What is required: Apart from the pictures, every entry below must be given again exactly.

++++

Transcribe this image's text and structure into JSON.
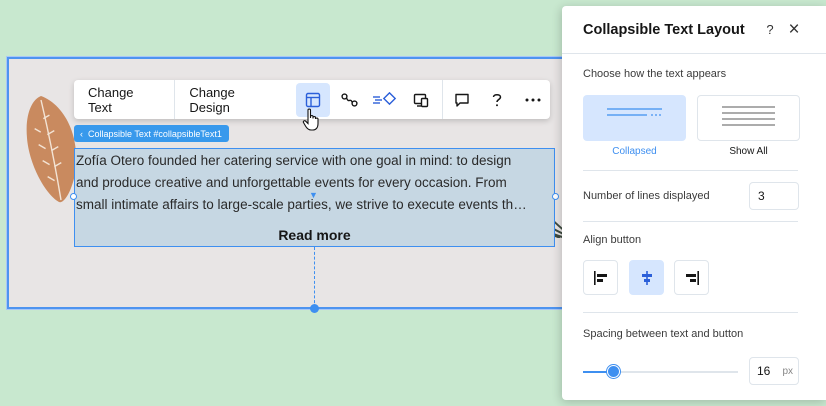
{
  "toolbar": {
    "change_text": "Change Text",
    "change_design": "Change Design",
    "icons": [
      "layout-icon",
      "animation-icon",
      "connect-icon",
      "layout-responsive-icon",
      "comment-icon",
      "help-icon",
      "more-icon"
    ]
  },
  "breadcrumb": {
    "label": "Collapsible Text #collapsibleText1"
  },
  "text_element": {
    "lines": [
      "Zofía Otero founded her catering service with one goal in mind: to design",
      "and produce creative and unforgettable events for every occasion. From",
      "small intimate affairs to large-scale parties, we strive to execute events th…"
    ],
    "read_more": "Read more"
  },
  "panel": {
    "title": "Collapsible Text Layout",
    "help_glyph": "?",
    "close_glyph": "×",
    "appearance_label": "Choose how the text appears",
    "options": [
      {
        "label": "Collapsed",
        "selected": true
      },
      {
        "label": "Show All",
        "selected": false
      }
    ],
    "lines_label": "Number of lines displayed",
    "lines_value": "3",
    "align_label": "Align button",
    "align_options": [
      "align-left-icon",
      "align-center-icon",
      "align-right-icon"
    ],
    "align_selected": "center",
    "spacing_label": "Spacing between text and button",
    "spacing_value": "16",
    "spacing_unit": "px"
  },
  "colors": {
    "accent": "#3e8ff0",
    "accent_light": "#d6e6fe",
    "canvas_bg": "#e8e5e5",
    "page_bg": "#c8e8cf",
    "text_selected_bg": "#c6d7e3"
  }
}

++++

Your response:
Transcribe this image's text and structure into JSON.
{
  "toolbar": {
    "change_text": "Change Text",
    "change_design": "Change Design",
    "icons": [
      "layout-icon",
      "animation-icon",
      "connect-icon",
      "layout-responsive-icon",
      "comment-icon",
      "help-icon",
      "more-icon"
    ]
  },
  "breadcrumb": {
    "label": "Collapsible Text #collapsibleText1"
  },
  "text_element": {
    "lines": [
      "Zofía Otero founded her catering service with one goal in mind: to design",
      "and produce creative and unforgettable events for every occasion. From",
      "small intimate affairs to large-scale parties, we strive to execute events th…"
    ],
    "read_more": "Read more"
  },
  "panel": {
    "title": "Collapsible Text Layout",
    "help_glyph": "?",
    "close_glyph": "×",
    "appearance_label": "Choose how the text appears",
    "options": [
      {
        "label": "Collapsed",
        "selected": true
      },
      {
        "label": "Show All",
        "selected": false
      }
    ],
    "lines_label": "Number of lines displayed",
    "lines_value": "3",
    "align_label": "Align button",
    "align_options": [
      "align-left-icon",
      "align-center-icon",
      "align-right-icon"
    ],
    "align_selected": "center",
    "spacing_label": "Spacing between text and button",
    "spacing_value": "16",
    "spacing_unit": "px"
  },
  "colors": {
    "accent": "#3e8ff0",
    "accent_light": "#d6e6fe",
    "canvas_bg": "#e8e5e5",
    "page_bg": "#c8e8cf",
    "text_selected_bg": "#c6d7e3"
  }
}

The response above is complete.